Psithyrus distinctus PÉREZ 1884; Apis nemorum FABRICIUS 1775; Psithyrus hedini BISCHOFF 1936


Description and notes

One of the socially parasitic bumblebees formerly placed in the genus Psithyrus, which is now regarded as a sub-genus of Bombus. It is known to parasitise the nests of Bombus lucorum. The general distribution is more northerly than that of its look-alike Bombus vestalis, which parasitises B. terrestris. This may be a species which is showing signs of distribution change due to climatic change. The map shows a number of post-1970 records in West Sussex, where it was fairly regularly found, although never commonly, in the early 1970s but it has not been recorded in this county recently. However it should be noted that, in the early years of the 20th Century, Sladen also remarked on its apparent absence from SE England. Both males and females can be tentatively identified by the narrow yellow patches at the base of the white tail. These patches are generally less intense and extensive than in B. vestalis. However, microscopic examination will be required to reliably separate these two species.


The species occurs throughout the British Isles. However, as noted above, it is far more frequent towards the north. This trend to a northerly distribution is repeated throughout most of Europe (but is montane in the south), and across northern Asia.

Status (in Britain only)

This bee is not regarded as being scarce or threatened.

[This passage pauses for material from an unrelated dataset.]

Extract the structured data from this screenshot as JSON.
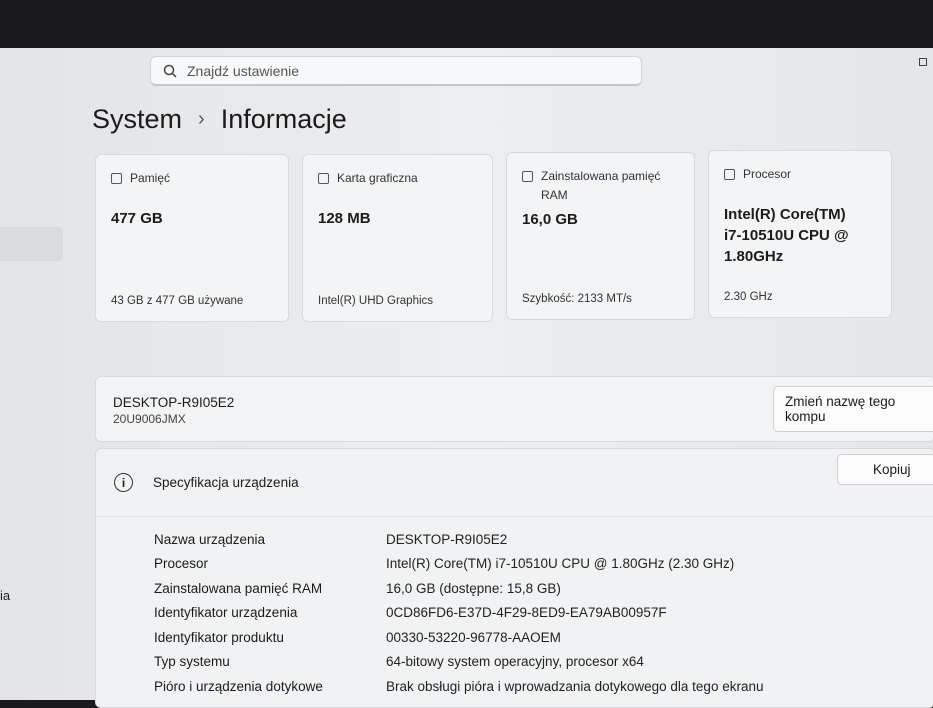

It is found in a wide variety of habitats, as is its host.

Flight period

Females leave hibernation during April or May. New males and females are produced in July and August.

Pollen collected

As this bee is parasitic it does not collect pollen. This task is carried out by the host workers.

Nesting biology

After emerging from hibernation during April the mated female seeks out a small B. lucorum nest with a few workers. The female enters the nest furtively and hides while it acquires the nest scent. It may then dominate, or kill, the host queen and take over the egg-laying for the colony. These eggs produce only new B. bohemicus females and males, which take no part in the running of the colony, all work being done by the host workers.

Flowers visited

A wide range of plants from different families.


None specifically recorded in Britain

Author of profile

M Edwards.

Year profile last updated

Profile written:

Proofed: February 2012